In both cases, the aircraft’s stock Pratt & Whitney Canada PT6 turbine engines are replaced with Magnix electric motors.

“Our mission is to develop the safest advanced air mobility service for both urban and regional routes and Dovetail’s practical approach to zero-emission aviation is well-aligned with that,” says MintAir founder and chief executive Eugene Choi.

“Dovetail’s converted electric aircraft is appealing as a cost-effective workhorse for the regional air transport market.”

Separately, Dovetail has selected US-based Mobius Energy to supply the battery packs for its conversion projects.

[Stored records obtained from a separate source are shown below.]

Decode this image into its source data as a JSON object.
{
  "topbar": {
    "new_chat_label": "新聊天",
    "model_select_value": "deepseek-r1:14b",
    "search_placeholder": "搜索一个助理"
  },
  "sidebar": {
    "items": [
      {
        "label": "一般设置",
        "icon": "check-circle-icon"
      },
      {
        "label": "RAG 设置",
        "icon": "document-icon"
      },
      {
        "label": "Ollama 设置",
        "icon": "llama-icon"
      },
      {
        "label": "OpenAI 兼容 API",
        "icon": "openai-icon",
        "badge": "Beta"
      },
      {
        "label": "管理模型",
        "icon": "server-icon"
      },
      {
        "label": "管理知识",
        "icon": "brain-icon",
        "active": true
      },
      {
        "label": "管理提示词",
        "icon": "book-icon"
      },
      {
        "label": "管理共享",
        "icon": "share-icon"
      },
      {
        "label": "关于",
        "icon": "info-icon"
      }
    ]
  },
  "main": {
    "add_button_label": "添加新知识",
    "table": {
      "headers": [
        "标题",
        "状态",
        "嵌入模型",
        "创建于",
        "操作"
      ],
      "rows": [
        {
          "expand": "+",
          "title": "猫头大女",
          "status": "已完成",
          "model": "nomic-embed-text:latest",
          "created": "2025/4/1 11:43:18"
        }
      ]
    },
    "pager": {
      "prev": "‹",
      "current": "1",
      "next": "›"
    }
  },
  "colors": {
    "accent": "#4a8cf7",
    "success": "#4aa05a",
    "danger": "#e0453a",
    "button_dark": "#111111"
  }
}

MintAir and Mobius share a number of links, not least that chief executive Choi and chief strategy officer Jongwon Park hold the same positions at the battery firm.

The pair are also working together in a consortium to bring the Skyworks Aeronautics’ eHAWK electric-powered gyrodyne to the South Korean market and are jointly developing a mobile charging station for vertiport applications.

Dovetail – a joint venture between Spain’s Dante Aeronautical and Australian firm Sydney Aviation Holdings – aims to obtain supplemental type certification for the Caravan conversion by 2025.

It has now amassed a total of 65 commitments from customers including lessor Monte and Australian regional carrier Rex.